WORK TASK » From the first line to the last, write out the records exactly, leaving out images.

"""

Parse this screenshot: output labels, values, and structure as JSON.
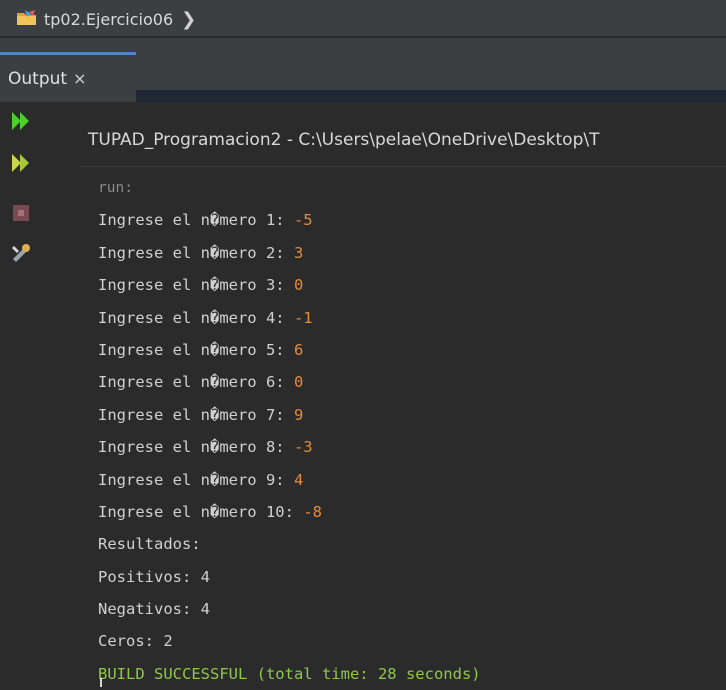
{
  "breadcrumb": {
    "label": "tp02.Ejercicio06",
    "icon": "project-folder-icon"
  },
  "tab": {
    "label": "Output",
    "close": "×"
  },
  "output": {
    "title": "TUPAD_Programacion2 - C:\\Users\\pelae\\OneDrive\\Desktop\\T",
    "run_label": "run:",
    "prompts": [
      {
        "label": "Ingrese el n�mero 1: ",
        "value": "-5"
      },
      {
        "label": "Ingrese el n�mero 2: ",
        "value": "3"
      },
      {
        "label": "Ingrese el n�mero 3: ",
        "value": "0"
      },
      {
        "label": "Ingrese el n�mero 4: ",
        "value": "-1"
      },
      {
        "label": "Ingrese el n�mero 5: ",
        "value": "6"
      },
      {
        "label": "Ingrese el n�mero 6: ",
        "value": "0"
      },
      {
        "label": "Ingrese el n�mero 7: ",
        "value": "9"
      },
      {
        "label": "Ingrese el n�mero 8: ",
        "value": "-3"
      },
      {
        "label": "Ingrese el n�mero 9: ",
        "value": "4"
      },
      {
        "label": "Ingrese el n�mero 10: ",
        "value": "-8"
      }
    ],
    "results": [
      "Resultados:",
      "Positivos: 4",
      "Negativos: 4",
      "Ceros: 2"
    ],
    "build_status": "BUILD SUCCESSFUL (total time: 28 seconds)"
  },
  "colors": {
    "background": "#2b2b2b",
    "input_value": "#e38c3c",
    "success": "#8fc74a",
    "run_icon": "#4ccf2a"
  }
}
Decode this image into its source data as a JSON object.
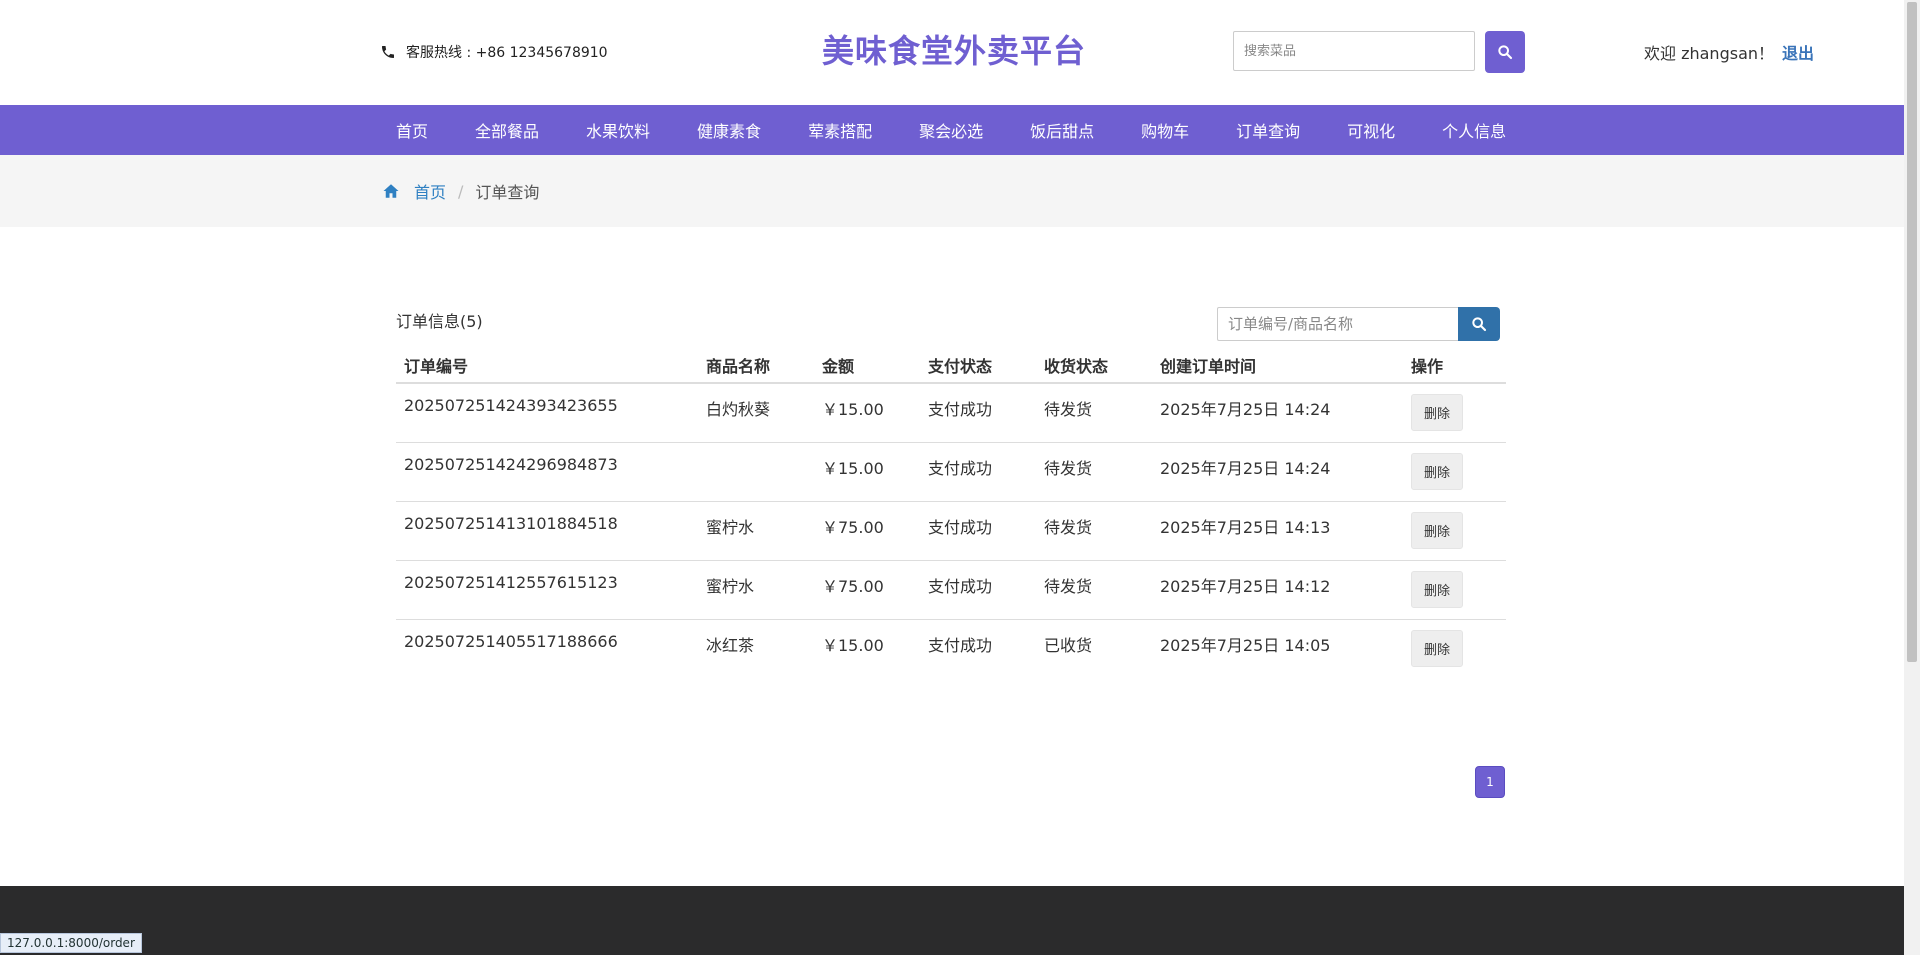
{
  "header": {
    "hotline_text": "客服热线 : +86 12345678910",
    "brand": "美味食堂外卖平台",
    "search_placeholder": "搜索菜品",
    "welcome_text": "欢迎 zhangsan！",
    "logout": "退出"
  },
  "nav": {
    "items": [
      {
        "label": "首页"
      },
      {
        "label": "全部餐品"
      },
      {
        "label": "水果饮料"
      },
      {
        "label": "健康素食"
      },
      {
        "label": "荤素搭配"
      },
      {
        "label": "聚会必选"
      },
      {
        "label": "饭后甜点"
      },
      {
        "label": "购物车"
      },
      {
        "label": "订单查询"
      },
      {
        "label": "可视化"
      },
      {
        "label": "个人信息"
      }
    ]
  },
  "breadcrumb": {
    "home": "首页",
    "separator": "/",
    "current": "订单查询"
  },
  "orders": {
    "title": "订单信息(5)",
    "search_placeholder": "订单编号/商品名称",
    "columns": [
      "订单编号",
      "商品名称",
      "金额",
      "支付状态",
      "收货状态",
      "创建订单时间",
      "操作"
    ],
    "delete_label": "删除",
    "rows": [
      {
        "id": "20250725142439342365 5",
        "name": "白灼秋葵",
        "amount": "￥15.00",
        "pay": "支付成功",
        "ship": "待发货",
        "time": "2025年7月25日 14:24"
      },
      {
        "id": "20250725142429698487 3",
        "name": "",
        "amount": "￥15.00",
        "pay": "支付成功",
        "ship": "待发货",
        "time": "2025年7月25日 14:24"
      },
      {
        "id": "20250725141310188451 8",
        "name": "蜜柠水",
        "amount": "￥75.00",
        "pay": "支付成功",
        "ship": "待发货",
        "time": "2025年7月25日 14:13"
      },
      {
        "id": "20250725141255761512 3",
        "name": "蜜柠水",
        "amount": "￥75.00",
        "pay": "支付成功",
        "ship": "待发货",
        "time": "2025年7月25日 14:12"
      },
      {
        "id": "20250725140551718866 6",
        "name": "冰红茶",
        "amount": "￥15.00",
        "pay": "支付成功",
        "ship": "已收货",
        "time": "2025年7月25日 14:05"
      }
    ]
  },
  "pagination": {
    "current": "1"
  },
  "status_url": "127.0.0.1:8000/order",
  "colors": {
    "brand": "#6f5fd1",
    "link": "#2f80c2",
    "search_button": "#3071a9",
    "footer": "#2b2b2c"
  },
  "icons": {
    "hotline": "phone-icon",
    "search": "search-icon",
    "home": "home-icon"
  }
}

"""

ANSWER AREA »
Parse this screenshot: output labels, values, and structure as JSON.
{
  "breadcrumb": {
    "label": "tp02.Ejercicio06",
    "icon": "project-folder-icon"
  },
  "tab": {
    "label": "Output",
    "close": "×"
  },
  "output": {
    "title": "TUPAD_Programacion2 - C:\\Users\\pelae\\OneDrive\\Desktop\\T",
    "run_label": "run:",
    "prompts": [
      {
        "label": "Ingrese el n�mero 1: ",
        "value": "-5"
      },
      {
        "label": "Ingrese el n�mero 2: ",
        "value": "3"
      },
      {
        "label": "Ingrese el n�mero 3: ",
        "value": "0"
      },
      {
        "label": "Ingrese el n�mero 4: ",
        "value": "-1"
      },
      {
        "label": "Ingrese el n�mero 5: ",
        "value": "6"
      },
      {
        "label": "Ingrese el n�mero 6: ",
        "value": "0"
      },
      {
        "label": "Ingrese el n�mero 7: ",
        "value": "9"
      },
      {
        "label": "Ingrese el n�mero 8: ",
        "value": "-3"
      },
      {
        "label": "Ingrese el n�mero 9: ",
        "value": "4"
      },
      {
        "label": "Ingrese el n�mero 10: ",
        "value": "-8"
      }
    ],
    "results": [
      "Resultados:",
      "Positivos: 4",
      "Negativos: 4",
      "Ceros: 2"
    ],
    "build_status": "BUILD SUCCESSFUL (total time: 28 seconds)"
  },
  "colors": {
    "background": "#2b2b2b",
    "input_value": "#e38c3c",
    "success": "#8fc74a",
    "run_icon": "#4ccf2a"
  }
}
Decode this image into its source data as a JSON object.
{
  "header": {
    "hotline_text": "客服热线 : +86 12345678910",
    "brand": "美味食堂外卖平台",
    "search_placeholder": "搜索菜品",
    "welcome_text": "欢迎 zhangsan！",
    "logout": "退出"
  },
  "nav": {
    "items": [
      {
        "label": "首页"
      },
      {
        "label": "全部餐品"
      },
      {
        "label": "水果饮料"
      },
      {
        "label": "健康素食"
      },
      {
        "label": "荤素搭配"
      },
      {
        "label": "聚会必选"
      },
      {
        "label": "饭后甜点"
      },
      {
        "label": "购物车"
      },
      {
        "label": "订单查询"
      },
      {
        "label": "可视化"
      },
      {
        "label": "个人信息"
      }
    ]
  },
  "breadcrumb": {
    "home": "首页",
    "separator": "/",
    "current": "订单查询"
  },
  "orders": {
    "title": "订单信息(5)",
    "search_placeholder": "订单编号/商品名称",
    "columns": [
      "订单编号",
      "商品名称",
      "金额",
      "支付状态",
      "收货状态",
      "创建订单时间",
      "操作"
    ],
    "delete_label": "删除",
    "rows": [
      {
        "id": "20250725142439342365 5",
        "name": "白灼秋葵",
        "amount": "￥15.00",
        "pay": "支付成功",
        "ship": "待发货",
        "time": "2025年7月25日 14:24"
      },
      {
        "id": "20250725142429698487 3",
        "name": "",
        "amount": "￥15.00",
        "pay": "支付成功",
        "ship": "待发货",
        "time": "2025年7月25日 14:24"
      },
      {
        "id": "20250725141310188451 8",
        "name": "蜜柠水",
        "amount": "￥75.00",
        "pay": "支付成功",
        "ship": "待发货",
        "time": "2025年7月25日 14:13"
      },
      {
        "id": "20250725141255761512 3",
        "name": "蜜柠水",
        "amount": "￥75.00",
        "pay": "支付成功",
        "ship": "待发货",
        "time": "2025年7月25日 14:12"
      },
      {
        "id": "20250725140551718866 6",
        "name": "冰红茶",
        "amount": "￥15.00",
        "pay": "支付成功",
        "ship": "已收货",
        "time": "2025年7月25日 14:05"
      }
    ]
  },
  "pagination": {
    "current": "1"
  },
  "status_url": "127.0.0.1:8000/order",
  "colors": {
    "brand": "#6f5fd1",
    "link": "#2f80c2",
    "search_button": "#3071a9",
    "footer": "#2b2b2c"
  },
  "icons": {
    "hotline": "phone-icon",
    "search": "search-icon",
    "home": "home-icon"
  }
}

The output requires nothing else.